Real scientists like Stephen Hawking and astronomer Lord Martin Rees are currently reviewing a list of “existential threats” to humanity. We’re not talking about world hunger or poverty. You know. Things that you’d think real scientists would concern themselves with.
We’re talking about things like alien invasion.
Jog on over to the Centre for the Study of Existential Risk website, which includes a long list of highly authoritative and recognizable thinkers. They’re looking for funding right now so they can “assess how to enhance resilience against the more credible [risks].”
It’s really important to Lord Rees, however, that you don’t panic. Even still, he says we’re lying to ourselves if we think that some of these threats, as “Hollywood” as they seem, aren’t plausible.
“We fret too much about minor hazards of everyday life: improbable air crashes, carcinogens in food, low radiation doses and so forth,” he said at this week’s British Science Festival.
“But the wide public is in denial about two kinds of threats: those that we’re causing collectively to the biosphere, and those that stem from the greater vulnerability of our interconnected world to error or terror induced by individuals or small groups.”
The five most eye-catching of these threats are:
Just like Deep Impact and Armageddon, the idea that a giant asteroid is hurtling through space with Earth’s name on it is something that the CSER takes very seriously. Though the statistical chance of an “impact event” ending all life on earth is pretty low, it only takes one giant meteor to do it, and we’ve had a couple of near-misses over the years. It seems that we have a bit of time before we have to worry about this one, though. SpaceDaily reports that the next potentially life-ending asteroid will approach in 93 years.
This fear is likely a lukewarm leftover from the Cold War, but with an estimated 19,000 nuclear warheads still collecting dust around the world today, it’s always at least a hypothetical possibility that red buttons will be pressed and mankind will be over in a flash. If you think you’d actually fare well in a Mad Max or Book of Eli-esque scenario, just remember you have to somehow survive the 5.9 billion death quota required for such a world to exist in the first place.
The most realistic item on the list, World War of civilization-ending proportions is definitely at the forefront of CSER’s minds. This is different from nuclear apocalypse, because we’re not just talking about humanity’s complete and utter extinction over the course of a Saturday afternoon. This is a slower burn apocalypse. War costs money, depletes resources, increases social unrest, spurs revolution after revolution, destroys infrastructure, and pretty soon we’re looking at another Dark Ages. Sound familiar?

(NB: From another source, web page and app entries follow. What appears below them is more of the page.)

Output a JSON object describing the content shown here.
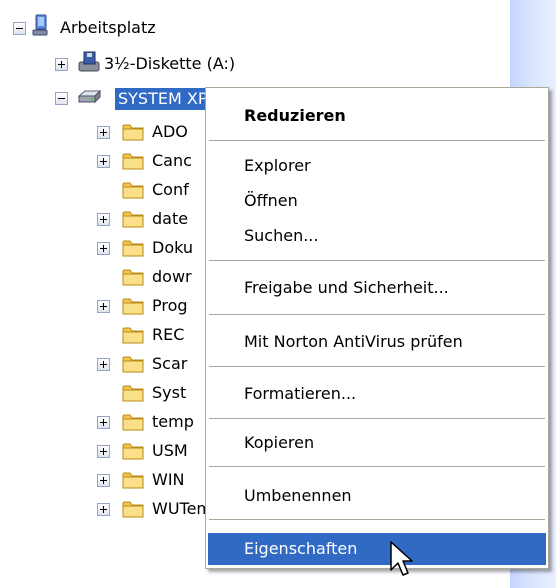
{
  "tree": {
    "root": {
      "label": "Arbeitsplatz",
      "icon": "my-computer-icon"
    },
    "floppy": {
      "label": "3½-Diskette (A:)",
      "icon": "floppy-drive-icon"
    },
    "drive": {
      "label": "SYSTEM XP (C:)",
      "icon": "hard-drive-icon"
    },
    "folders": [
      {
        "label": "ADO",
        "expandable": true
      },
      {
        "label": "Canc",
        "expandable": true
      },
      {
        "label": "Conf",
        "expandable": false
      },
      {
        "label": "date",
        "expandable": true
      },
      {
        "label": "Doku",
        "expandable": true
      },
      {
        "label": "dowr",
        "expandable": false
      },
      {
        "label": "Prog",
        "expandable": true
      },
      {
        "label": "REC",
        "expandable": false
      },
      {
        "label": "Scar",
        "expandable": true
      },
      {
        "label": "Syst",
        "expandable": false
      },
      {
        "label": "temp",
        "expandable": true
      },
      {
        "label": "USM",
        "expandable": true
      },
      {
        "label": "WIN",
        "expandable": true
      },
      {
        "label": "WUTemp",
        "expandable": true
      }
    ]
  },
  "context_menu": {
    "items": [
      {
        "label": "Reduzieren",
        "bold": true
      },
      {
        "label": "Explorer"
      },
      {
        "label": "Öffnen"
      },
      {
        "label": "Suchen..."
      },
      {
        "label": "Freigabe und Sicherheit..."
      },
      {
        "label": "Mit Norton AntiVirus prüfen"
      },
      {
        "label": "Formatieren..."
      },
      {
        "label": "Kopieren"
      },
      {
        "label": "Umbenennen"
      },
      {
        "label": "Eigenschaften",
        "highlighted": true
      }
    ]
  },
  "colors": {
    "selection": "#316ac5",
    "folder": "#f3c74c",
    "menu_border": "#aca899",
    "scrollbar": "#d7e3fe"
  }
}
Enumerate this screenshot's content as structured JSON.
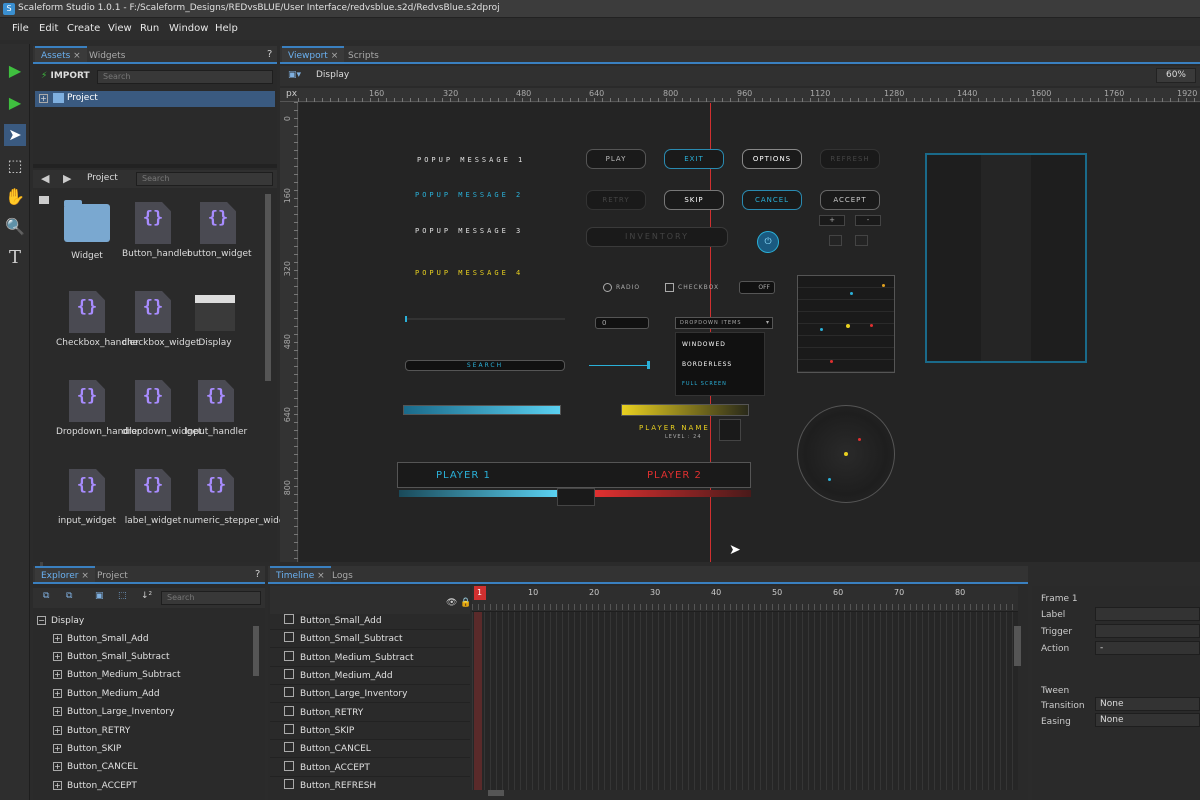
{
  "titlebar": {
    "app_icon": "S",
    "title": "Scaleform Studio 1.0.1 - F:/Scaleform_Designs/REDvsBLUE/User Interface/redvsblue.s2d/RedvsBlue.s2dproj"
  },
  "menu": [
    "File",
    "Edit",
    "Create",
    "View",
    "Run",
    "Window",
    "Help"
  ],
  "assets_panel": {
    "tabs": [
      "Assets",
      "Widgets"
    ],
    "help": "?",
    "import_label": "IMPORT",
    "search_placeholder": "Search",
    "tree_root": "Project",
    "nav_label": "Project",
    "nav_search_placeholder": "Search",
    "items": [
      "Widget",
      "Button_handler",
      "button_widget",
      "Checkbox_handler",
      "checkbox_widget",
      "Display",
      "Dropdown_handler",
      "dropdown_widget",
      "Input_handler",
      "input_widget",
      "label_widget",
      "numeric_stepper_widget"
    ],
    "icon_glyph": "{}"
  },
  "viewport": {
    "tabs": [
      "Viewport",
      "Scripts"
    ],
    "breadcrumb": "Display",
    "zoom": "60%",
    "ruler_unit": "px",
    "ruler_ticks": [
      "160",
      "320",
      "480",
      "640",
      "800",
      "960",
      "1120",
      "1280",
      "1440",
      "1600",
      "1760",
      "1920"
    ],
    "vruler_ticks": [
      "0",
      "160",
      "320",
      "480",
      "640",
      "800"
    ],
    "canvas": {
      "popups": [
        "POPUP MESSAGE 1",
        "POPUP MESSAGE 2",
        "POPUP MESSAGE 3",
        "POPUP MESSAGE 4"
      ],
      "buttons_row1": [
        "PLAY",
        "EXIT",
        "OPTIONS",
        "REFRESH"
      ],
      "buttons_row2": [
        "RETRY",
        "SKIP",
        "CANCEL",
        "ACCEPT"
      ],
      "inventory": "INVENTORY",
      "radio": "RADIO",
      "checkbox": "CHECKBOX",
      "toggle": "OFF",
      "stepper_value": "0",
      "dropdown": "DROPDOWN ITEMS",
      "dropdown_options": [
        "WINDOWED",
        "BORDERLESS",
        "FULL SCREEN"
      ],
      "search": "SEARCH",
      "player_name": "PLAYER NAME",
      "level": "LEVEL : 24",
      "player1": "PLAYER 1",
      "player2": "PLAYER 2"
    }
  },
  "explorer": {
    "tabs": [
      "Explorer",
      "Project"
    ],
    "help": "?",
    "search_placeholder": "Search",
    "root": "Display",
    "items": [
      "Button_Small_Add",
      "Button_Small_Subtract",
      "Button_Medium_Subtract",
      "Button_Medium_Add",
      "Button_Large_Inventory",
      "Button_RETRY",
      "Button_SKIP",
      "Button_CANCEL",
      "Button_ACCEPT"
    ]
  },
  "timeline": {
    "tabs": [
      "Timeline",
      "Logs"
    ],
    "frame_numbers": [
      "1",
      "10",
      "20",
      "30",
      "40",
      "50",
      "60",
      "70",
      "80"
    ],
    "rows": [
      "Button_Small_Add",
      "Button_Small_Subtract",
      "Button_Medium_Subtract",
      "Button_Medium_Add",
      "Button_Large_Inventory",
      "Button_RETRY",
      "Button_SKIP",
      "Button_CANCEL",
      "Button_ACCEPT",
      "Button_REFRESH"
    ]
  },
  "properties": {
    "frame_title": "Frame 1",
    "label": "Label",
    "trigger": "Trigger",
    "action": "Action",
    "action_value": "-",
    "tween_title": "Tween",
    "transition": "Transition",
    "transition_value": "None",
    "easing": "Easing",
    "easing_value": "None"
  },
  "colors": {
    "accent": "#3a80c0",
    "cyan": "#2ab0d8",
    "red": "#e03030",
    "yellow": "#e8d020"
  }
}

Not even kidding. The idea that computers will one day wake up and say “I’m tired of you banging your meaty digits on my keyboard all day every day” is something scientists take so seriously that they’re willing to ask for thousands in donations so they can sit around and figure out how to kill Terminators.
Alright, so George Romero’s living dead epidemic is probably a little far-fetched, but let’s be honest. What exactly is stopping a 28 Days Later-esque Rage virus type situation from actually happening? Brain parasites, neurotoxins, even nanomachines could make it happen. In fact, there are tons of hypothetical scenarios that realistically lead to a zombie apocalypse. “That’s cool,” you say. “I’d thrive in post-apocalyptic zombie wasteland.”
Well, remember you have to make the cut first…